Ownership is Key to Giving Communities a Real Stake in Energy Policy - new report
3 Jul 2014
18 groups call on Government to remove barriers to community energy
Expanding local ownership of renewable energy projects is key to giving communities a real stake in energy policy, according to a new report published today. The report, prepared by 18 groups working in the energy and community sector, highlights the very significant barriers to the development of community owned renewable energy projects in Ireland, and makes recommendations to Government to make it possible for communities and individuals to get involved in local renewable energy generation, distribution and energy efficiency projects. Minister Rabbitte aspires to create 'energy citizens' in the Green Paper on Energy Policy, but gives no indication how he will do this. Implementing these recommendations would be a great place to start. The report comes the day before The National Economic and Social Council (NESC) will publish advice to Government on ‘Wind Energy in Ireland – Building Community Engagement and Social Support'.

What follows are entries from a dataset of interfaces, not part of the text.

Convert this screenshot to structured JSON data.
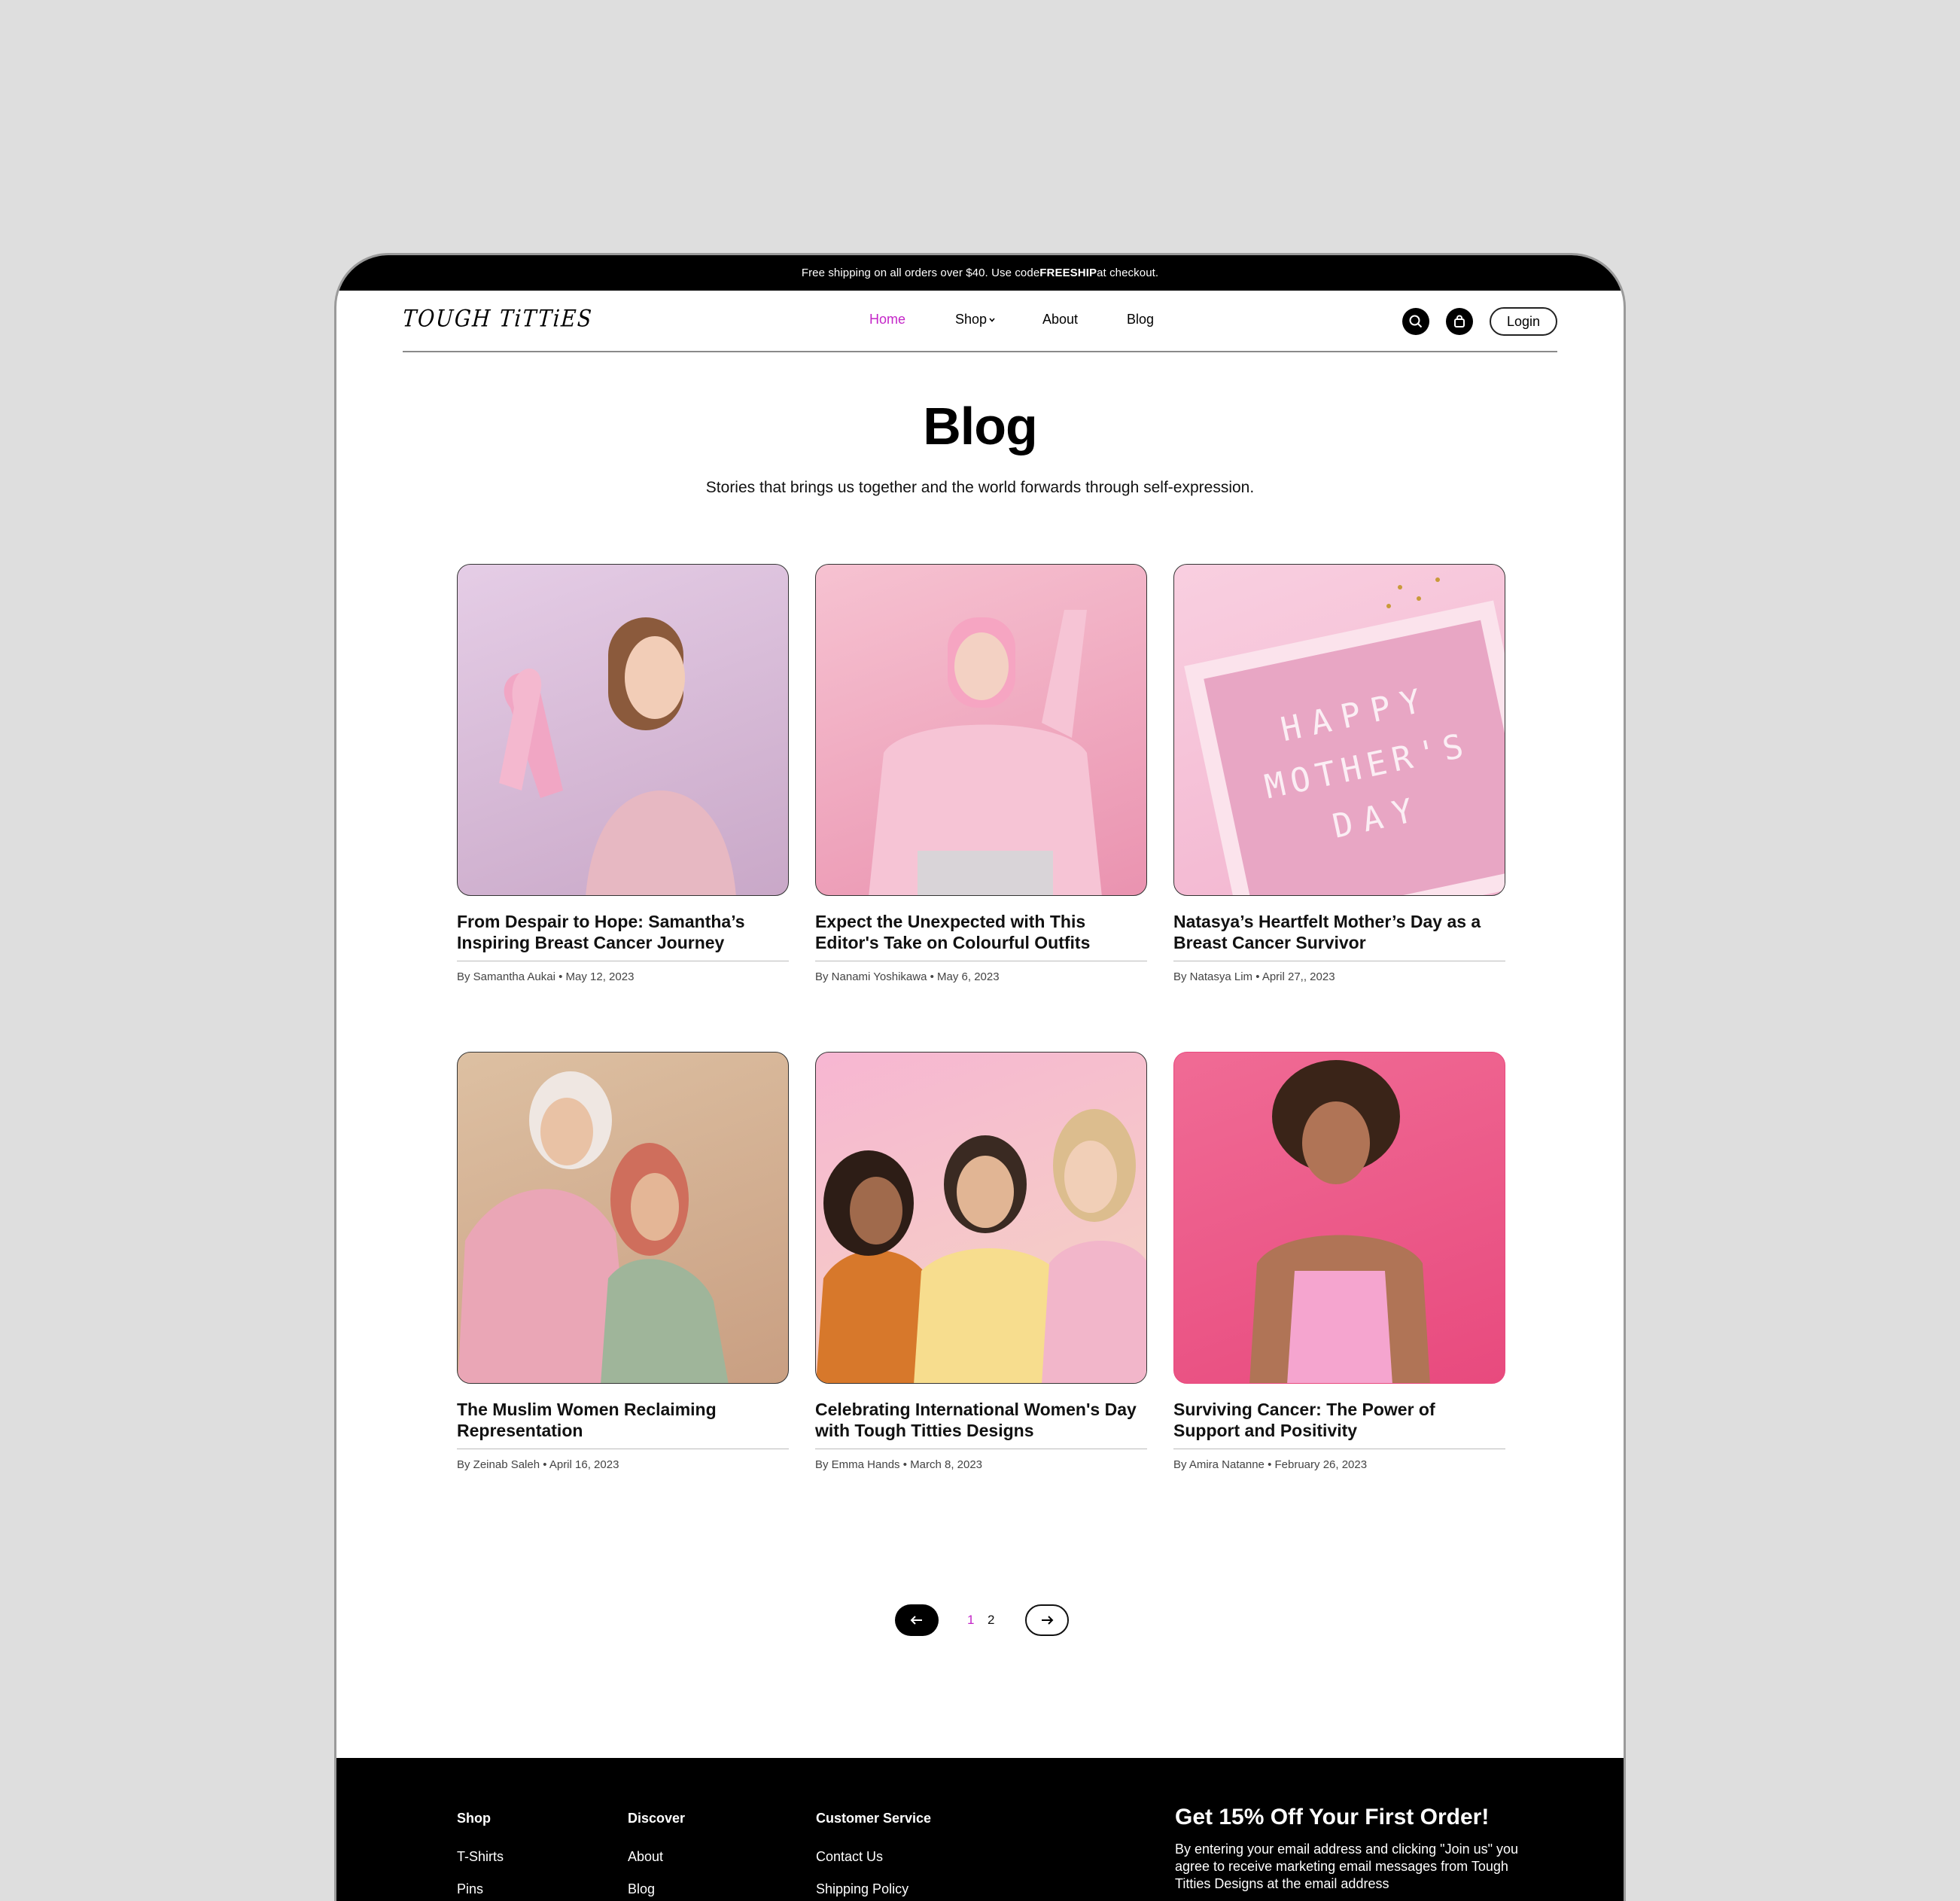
{
  "promo_bar": {
    "text_before": "Free shipping on all orders over $40. Use code ",
    "code": "FREESHIP",
    "text_after": " at checkout."
  },
  "header": {
    "logo": "TOUGH TiTTiES",
    "nav": [
      {
        "label": "Home",
        "active": true
      },
      {
        "label": "Shop",
        "has_dropdown": true
      },
      {
        "label": "About"
      },
      {
        "label": "Blog"
      }
    ],
    "icons": [
      "search-icon",
      "bag-icon"
    ],
    "login_label": "Login"
  },
  "page": {
    "title": "Blog",
    "subtitle": "Stories that brings us together and  the world forwards through self-expression."
  },
  "posts": [
    {
      "title": "From Despair to Hope: Samantha’s Inspiring Breast Cancer Journey",
      "author": "By Samantha Aukai",
      "date": "May 12, 2023"
    },
    {
      "title": "Expect the Unexpected with This Editor's Take on Colourful Outfits",
      "author": "By Nanami Yoshikawa",
      "date": "May 6, 2023"
    },
    {
      "title": "Natasya’s Heartfelt Mother’s Day as a Breast Cancer Survivor",
      "author": "By Natasya Lim",
      "date": "April 27,, 2023"
    },
    {
      "title": "The Muslim Women Reclaiming Representation",
      "author": "By Zeinab Saleh",
      "date": "April 16, 2023"
    },
    {
      "title": "Celebrating International Women's Day with Tough Titties Designs",
      "author": "By Emma Hands",
      "date": "March 8, 2023"
    },
    {
      "title": "Surviving Cancer: The Power of Support and Positivity",
      "author": "By Amira Natanne",
      "date": "February 26, 2023"
    }
  ],
  "letter_board": {
    "lines": [
      "HAPPY",
      "MOTHER'S",
      "DAY"
    ]
  },
  "pagination": {
    "pages": [
      "1",
      "2"
    ],
    "current": "1"
  },
  "footer": {
    "columns": [
      {
        "heading": "Shop",
        "links": [
          "T-Shirts",
          "Pins"
        ]
      },
      {
        "heading": "Discover",
        "links": [
          "About",
          "Blog"
        ]
      },
      {
        "heading": "Customer Service",
        "links": [
          "Contact Us",
          "Shipping Policy"
        ]
      }
    ],
    "promo_heading": "Get 15% Off Your First Order!",
    "promo_text": "By entering your email address and clicking \"Join us\" you agree to receive marketing email messages from Tough Titties Designs at the email address"
  },
  "colors": {
    "accent": "#c426c8",
    "promo_bg": "#000000",
    "footer_bg": "#000000"
  }
}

Kate Ruddock, Policy and Campaigns Manager at Friends of the Earth said,
“Communities all over Europe are creating projects where they own and are actively involved in running a renewable energy resource. This could be a wind farm near the area, solar panels on the roof of local buildings, a biomass fed district heating system, an anaerobic digester fed from local farms, or a collective insulation project, the list is extensive. In Ireland, there is a small but growing industry of community and transition groups. Unfortunately there are significant barriers which hinder the success of these groups and projects, and as a result community led or community owned renewable energy in Ireland represents only a tiny fraction of overall energy generation and potential. This paper lays out a direction for Government to take to change this. “
The report, which has been developed with practitioners, consultants, researchers, NGO’s and community groups working in Ireland and around Europe, outlines some of the main barriers to communities wishing to develop an energy project, and recommends specific necessary supports that the Government could provide. These include a National Community Energy Strategy, with targets and co-ownership models between communities, developers and local authorities, intermediary bodies to provide technical, practical and financial support to community groups, and recommends facilitating access to the National Grid, ensuring fair and secure payments for communities, micro generators and auto generators for all renewable technologies.
Kate Ruddock continued,
“At the moment a community wishing to install a solar project or a combined heat and power development do not get guaranteed payment for the renewable electricity they generate, or a community who want to install a wind turbine has no certainty that their development even can connect to the National Grid or get paid for the electricity they generate.”
Facilitated public engagement and public participation in national energy policy is also considered fundamental for the required energy transition, including workshops, public meetings and debates around the country. In Ireland, the Green Paper/White Paper process offers the opportunity for a national debate on energy policy, giving people the opportunity to play an active role in developing meaningful solutions to answer the big picture question on energy policy: How do we achieve security of supply, reduce fuel poverty and decarbonise our energy system in a way that is mindful of communities and the environment?
A 3-page Executive Summary, which is also in the full report, can also be downloaded separately.
The 18 groups that are jointly publishing the report are listed on the cover, and include ACE Co op, Atlantic Coast Energy Co operative Limited, Comharchumann Fuinneamh Oileáin Arainn (Aran Islands Energy Co Op), Cork Environmental Forum, Ecologics Solar Makes Sense , Energy Co operatives Ireland, Energy Wise Consultants, Feasta, The Foundation for the Economics of Sustainability, Friends of the Earth, Good Energies Alliance of Ireland , LEAF, Collaborating for a Sustainable Future in Laois, MEGA, Micro Electricity Generation Association, MozArt Ltd Architecture Landscape Urban Design, Peoples Energy Charter, Syspro Systems for Progress Ltd, Tipperary Energy Agency, Transition Ireland Transition Northern Ireland, Waterford Energy Bureau, XD Consulting.